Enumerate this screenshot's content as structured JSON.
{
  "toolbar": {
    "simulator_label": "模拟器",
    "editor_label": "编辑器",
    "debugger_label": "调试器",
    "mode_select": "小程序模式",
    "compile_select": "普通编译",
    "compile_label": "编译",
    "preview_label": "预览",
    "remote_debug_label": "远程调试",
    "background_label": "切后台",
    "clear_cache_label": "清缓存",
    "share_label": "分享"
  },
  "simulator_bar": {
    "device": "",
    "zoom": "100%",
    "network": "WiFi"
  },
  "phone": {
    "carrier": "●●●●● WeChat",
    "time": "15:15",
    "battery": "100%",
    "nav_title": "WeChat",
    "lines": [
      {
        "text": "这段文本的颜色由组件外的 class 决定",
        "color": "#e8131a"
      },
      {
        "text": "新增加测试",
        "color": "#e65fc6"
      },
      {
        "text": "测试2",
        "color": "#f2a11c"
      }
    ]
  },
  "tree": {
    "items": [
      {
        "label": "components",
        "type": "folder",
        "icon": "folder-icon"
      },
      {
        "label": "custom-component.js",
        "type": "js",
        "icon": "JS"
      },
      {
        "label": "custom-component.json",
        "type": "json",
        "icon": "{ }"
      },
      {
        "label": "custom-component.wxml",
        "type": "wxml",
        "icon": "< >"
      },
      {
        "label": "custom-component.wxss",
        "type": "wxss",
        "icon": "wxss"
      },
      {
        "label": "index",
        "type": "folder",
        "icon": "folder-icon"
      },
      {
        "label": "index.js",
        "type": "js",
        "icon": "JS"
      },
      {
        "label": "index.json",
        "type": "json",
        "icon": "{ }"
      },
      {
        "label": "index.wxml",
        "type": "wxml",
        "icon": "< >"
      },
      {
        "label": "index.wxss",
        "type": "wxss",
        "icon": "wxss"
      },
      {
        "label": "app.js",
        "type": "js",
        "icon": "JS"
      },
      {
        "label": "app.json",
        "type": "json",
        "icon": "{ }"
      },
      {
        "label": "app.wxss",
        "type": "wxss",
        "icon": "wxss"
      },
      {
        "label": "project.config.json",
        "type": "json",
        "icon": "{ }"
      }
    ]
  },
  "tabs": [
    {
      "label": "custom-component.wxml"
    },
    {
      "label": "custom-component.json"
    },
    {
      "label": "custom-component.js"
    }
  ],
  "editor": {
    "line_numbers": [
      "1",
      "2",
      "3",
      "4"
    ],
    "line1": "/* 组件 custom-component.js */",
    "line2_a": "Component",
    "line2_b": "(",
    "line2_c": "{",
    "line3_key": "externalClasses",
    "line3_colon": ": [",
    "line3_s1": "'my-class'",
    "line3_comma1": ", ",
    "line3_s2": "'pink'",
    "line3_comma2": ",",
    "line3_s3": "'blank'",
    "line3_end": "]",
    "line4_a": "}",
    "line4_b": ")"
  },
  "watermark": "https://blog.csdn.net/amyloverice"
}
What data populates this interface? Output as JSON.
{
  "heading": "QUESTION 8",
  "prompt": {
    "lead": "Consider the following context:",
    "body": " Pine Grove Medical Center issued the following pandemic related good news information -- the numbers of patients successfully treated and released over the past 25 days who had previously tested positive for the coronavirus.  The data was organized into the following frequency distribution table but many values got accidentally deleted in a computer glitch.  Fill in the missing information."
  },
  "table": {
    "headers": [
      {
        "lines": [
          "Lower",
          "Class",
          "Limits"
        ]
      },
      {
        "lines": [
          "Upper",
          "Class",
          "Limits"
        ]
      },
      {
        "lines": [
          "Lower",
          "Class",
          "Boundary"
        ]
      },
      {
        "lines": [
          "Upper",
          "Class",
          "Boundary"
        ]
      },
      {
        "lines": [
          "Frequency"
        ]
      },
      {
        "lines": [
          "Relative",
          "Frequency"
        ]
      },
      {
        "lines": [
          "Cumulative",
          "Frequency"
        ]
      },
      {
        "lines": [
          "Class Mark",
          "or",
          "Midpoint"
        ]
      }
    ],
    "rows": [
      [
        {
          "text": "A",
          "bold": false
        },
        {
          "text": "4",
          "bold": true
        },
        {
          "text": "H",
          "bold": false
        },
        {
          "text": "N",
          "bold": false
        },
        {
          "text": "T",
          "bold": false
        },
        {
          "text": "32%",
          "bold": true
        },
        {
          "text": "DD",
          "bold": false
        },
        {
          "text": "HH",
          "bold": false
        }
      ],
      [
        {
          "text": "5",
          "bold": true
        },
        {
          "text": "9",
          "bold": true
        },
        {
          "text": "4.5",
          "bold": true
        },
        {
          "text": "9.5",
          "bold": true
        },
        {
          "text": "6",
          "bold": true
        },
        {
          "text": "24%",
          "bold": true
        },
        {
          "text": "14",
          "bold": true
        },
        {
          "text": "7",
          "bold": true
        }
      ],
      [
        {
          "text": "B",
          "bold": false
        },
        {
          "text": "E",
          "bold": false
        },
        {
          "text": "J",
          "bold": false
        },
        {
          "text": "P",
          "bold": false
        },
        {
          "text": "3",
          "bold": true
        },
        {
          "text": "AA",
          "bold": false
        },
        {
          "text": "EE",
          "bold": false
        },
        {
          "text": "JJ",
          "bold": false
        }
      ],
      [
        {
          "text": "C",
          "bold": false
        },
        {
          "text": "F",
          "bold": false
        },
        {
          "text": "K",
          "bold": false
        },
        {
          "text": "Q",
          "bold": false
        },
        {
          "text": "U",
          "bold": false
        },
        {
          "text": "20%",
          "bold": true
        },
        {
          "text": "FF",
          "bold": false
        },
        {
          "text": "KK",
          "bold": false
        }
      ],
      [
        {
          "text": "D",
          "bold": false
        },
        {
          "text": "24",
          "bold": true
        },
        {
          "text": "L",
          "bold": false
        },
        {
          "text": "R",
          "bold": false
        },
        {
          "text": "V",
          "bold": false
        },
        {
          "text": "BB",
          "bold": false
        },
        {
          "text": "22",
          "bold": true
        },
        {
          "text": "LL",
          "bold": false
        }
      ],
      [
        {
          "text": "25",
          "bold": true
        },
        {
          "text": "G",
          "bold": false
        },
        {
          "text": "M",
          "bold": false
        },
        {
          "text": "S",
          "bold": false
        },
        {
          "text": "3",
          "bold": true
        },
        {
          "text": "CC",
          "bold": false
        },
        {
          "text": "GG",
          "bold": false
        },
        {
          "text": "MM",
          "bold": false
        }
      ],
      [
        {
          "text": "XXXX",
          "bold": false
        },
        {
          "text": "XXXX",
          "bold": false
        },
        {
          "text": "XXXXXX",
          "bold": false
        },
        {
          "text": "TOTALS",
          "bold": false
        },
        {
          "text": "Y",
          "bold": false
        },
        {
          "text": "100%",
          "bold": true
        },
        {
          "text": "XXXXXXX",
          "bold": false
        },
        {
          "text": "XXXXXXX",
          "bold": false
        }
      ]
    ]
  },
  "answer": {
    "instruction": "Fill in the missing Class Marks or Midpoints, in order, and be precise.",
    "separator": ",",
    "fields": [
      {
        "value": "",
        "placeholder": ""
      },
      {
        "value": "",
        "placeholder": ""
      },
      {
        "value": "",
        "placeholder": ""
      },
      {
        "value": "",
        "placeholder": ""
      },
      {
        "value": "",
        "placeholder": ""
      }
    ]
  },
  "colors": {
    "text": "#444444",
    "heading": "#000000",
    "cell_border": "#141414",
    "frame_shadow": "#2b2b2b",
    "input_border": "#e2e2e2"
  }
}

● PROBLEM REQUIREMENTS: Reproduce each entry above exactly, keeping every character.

● ANSWER AREA:
Enumerate this screenshot's content as structured JSON.
{
  "toolbar": {
    "simulator_label": "模拟器",
    "editor_label": "编辑器",
    "debugger_label": "调试器",
    "mode_select": "小程序模式",
    "compile_select": "普通编译",
    "compile_label": "编译",
    "preview_label": "预览",
    "remote_debug_label": "远程调试",
    "background_label": "切后台",
    "clear_cache_label": "清缓存",
    "share_label": "分享"
  },
  "simulator_bar": {
    "device": "",
    "zoom": "100%",
    "network": "WiFi"
  },
  "phone": {
    "carrier": "●●●●● WeChat",
    "time": "15:15",
    "battery": "100%",
    "nav_title": "WeChat",
    "lines": [
      {
        "text": "这段文本的颜色由组件外的 class 决定",
        "color": "#e8131a"
      },
      {
        "text": "新增加测试",
        "color": "#e65fc6"
      },
      {
        "text": "测试2",
        "color": "#f2a11c"
      }
    ]
  },
  "tree": {
    "items": [
      {
        "label": "components",
        "type": "folder",
        "icon": "folder-icon"
      },
      {
        "label": "custom-component.js",
        "type": "js",
        "icon": "JS"
      },
      {
        "label": "custom-component.json",
        "type": "json",
        "icon": "{ }"
      },
      {
        "label": "custom-component.wxml",
        "type": "wxml",
        "icon": "< >"
      },
      {
        "label": "custom-component.wxss",
        "type": "wxss",
        "icon": "wxss"
      },
      {
        "label": "index",
        "type": "folder",
        "icon": "folder-icon"
      },
      {
        "label": "index.js",
        "type": "js",
        "icon": "JS"
      },
      {
        "label": "index.json",
        "type": "json",
        "icon": "{ }"
      },
      {
        "label": "index.wxml",
        "type": "wxml",
        "icon": "< >"
      },
      {
        "label": "index.wxss",
        "type": "wxss",
        "icon": "wxss"
      },
      {
        "label": "app.js",
        "type": "js",
        "icon": "JS"
      },
      {
        "label": "app.json",
        "type": "json",
        "icon": "{ }"
      },
      {
        "label": "app.wxss",
        "type": "wxss",
        "icon": "wxss"
      },
      {
        "label": "project.config.json",
        "type": "json",
        "icon": "{ }"
      }
    ]
  },
  "tabs": [
    {
      "label": "custom-component.wxml"
    },
    {
      "label": "custom-component.json"
    },
    {
      "label": "custom-component.js"
    }
  ],
  "editor": {
    "line_numbers": [
      "1",
      "2",
      "3",
      "4"
    ],
    "line1": "/* 组件 custom-component.js */",
    "line2_a": "Component",
    "line2_b": "(",
    "line2_c": "{",
    "line3_key": "externalClasses",
    "line3_colon": ": [",
    "line3_s1": "'my-class'",
    "line3_comma1": ", ",
    "line3_s2": "'pink'",
    "line3_comma2": ",",
    "line3_s3": "'blank'",
    "line3_end": "]",
    "line4_a": "}",
    "line4_b": ")"
  },
  "watermark": "https://blog.csdn.net/amyloverice"
}
What data populates this interface? Output as JSON.
{
  "heading": "QUESTION 8",
  "prompt": {
    "lead": "Consider the following context:",
    "body": " Pine Grove Medical Center issued the following pandemic related good news information -- the numbers of patients successfully treated and released over the past 25 days who had previously tested positive for the coronavirus.  The data was organized into the following frequency distribution table but many values got accidentally deleted in a computer glitch.  Fill in the missing information."
  },
  "table": {
    "headers": [
      {
        "lines": [
          "Lower",
          "Class",
          "Limits"
        ]
      },
      {
        "lines": [
          "Upper",
          "Class",
          "Limits"
        ]
      },
      {
        "lines": [
          "Lower",
          "Class",
          "Boundary"
        ]
      },
      {
        "lines": [
          "Upper",
          "Class",
          "Boundary"
        ]
      },
      {
        "lines": [
          "Frequency"
        ]
      },
      {
        "lines": [
          "Relative",
          "Frequency"
        ]
      },
      {
        "lines": [
          "Cumulative",
          "Frequency"
        ]
      },
      {
        "lines": [
          "Class Mark",
          "or",
          "Midpoint"
        ]
      }
    ],
    "rows": [
      [
        {
          "text": "A",
          "bold": false
        },
        {
          "text": "4",
          "bold": true
        },
        {
          "text": "H",
          "bold": false
        },
        {
          "text": "N",
          "bold": false
        },
        {
          "text": "T",
          "bold": false
        },
        {
          "text": "32%",
          "bold": true
        },
        {
          "text": "DD",
          "bold": false
        },
        {
          "text": "HH",
          "bold": false
        }
      ],
      [
        {
          "text": "5",
          "bold": true
        },
        {
          "text": "9",
          "bold": true
        },
        {
          "text": "4.5",
          "bold": true
        },
        {
          "text": "9.5",
          "bold": true
        },
        {
          "text": "6",
          "bold": true
        },
        {
          "text": "24%",
          "bold": true
        },
        {
          "text": "14",
          "bold": true
        },
        {
          "text": "7",
          "bold": true
        }
      ],
      [
        {
          "text": "B",
          "bold": false
        },
        {
          "text": "E",
          "bold": false
        },
        {
          "text": "J",
          "bold": false
        },
        {
          "text": "P",
          "bold": false
        },
        {
          "text": "3",
          "bold": true
        },
        {
          "text": "AA",
          "bold": false
        },
        {
          "text": "EE",
          "bold": false
        },
        {
          "text": "JJ",
          "bold": false
        }
      ],
      [
        {
          "text": "C",
          "bold": false
        },
        {
          "text": "F",
          "bold": false
        },
        {
          "text": "K",
          "bold": false
        },
        {
          "text": "Q",
          "bold": false
        },
        {
          "text": "U",
          "bold": false
        },
        {
          "text": "20%",
          "bold": true
        },
        {
          "text": "FF",
          "bold": false
        },
        {
          "text": "KK",
          "bold": false
        }
      ],
      [
        {
          "text": "D",
          "bold": false
        },
        {
          "text": "24",
          "bold": true
        },
        {
          "text": "L",
          "bold": false
        },
        {
          "text": "R",
          "bold": false
        },
        {
          "text": "V",
          "bold": false
        },
        {
          "text": "BB",
          "bold": false
        },
        {
          "text": "22",
          "bold": true
        },
        {
          "text": "LL",
          "bold": false
        }
      ],
      [
        {
          "text": "25",
          "bold": true
        },
        {
          "text": "G",
          "bold": false
        },
        {
          "text": "M",
          "bold": false
        },
        {
          "text": "S",
          "bold": false
        },
        {
          "text": "3",
          "bold": true
        },
        {
          "text": "CC",
          "bold": false
        },
        {
          "text": "GG",
          "bold": false
        },
        {
          "text": "MM",
          "bold": false
        }
      ],
      [
        {
          "text": "XXXX",
          "bold": false
        },
        {
          "text": "XXXX",
          "bold": false
        },
        {
          "text": "XXXXXX",
          "bold": false
        },
        {
          "text": "TOTALS",
          "bold": false
        },
        {
          "text": "Y",
          "bold": false
        },
        {
          "text": "100%",
          "bold": true
        },
        {
          "text": "XXXXXXX",
          "bold": false
        },
        {
          "text": "XXXXXXX",
          "bold": false
        }
      ]
    ]
  },
  "answer": {
    "instruction": "Fill in the missing Class Marks or Midpoints, in order, and be precise.",
    "separator": ",",
    "fields": [
      {
        "value": "",
        "placeholder": ""
      },
      {
        "value": "",
        "placeholder": ""
      },
      {
        "value": "",
        "placeholder": ""
      },
      {
        "value": "",
        "placeholder": ""
      },
      {
        "value": "",
        "placeholder": ""
      }
    ]
  },
  "colors": {
    "text": "#444444",
    "heading": "#000000",
    "cell_border": "#141414",
    "frame_shadow": "#2b2b2b",
    "input_border": "#e2e2e2"
  }
}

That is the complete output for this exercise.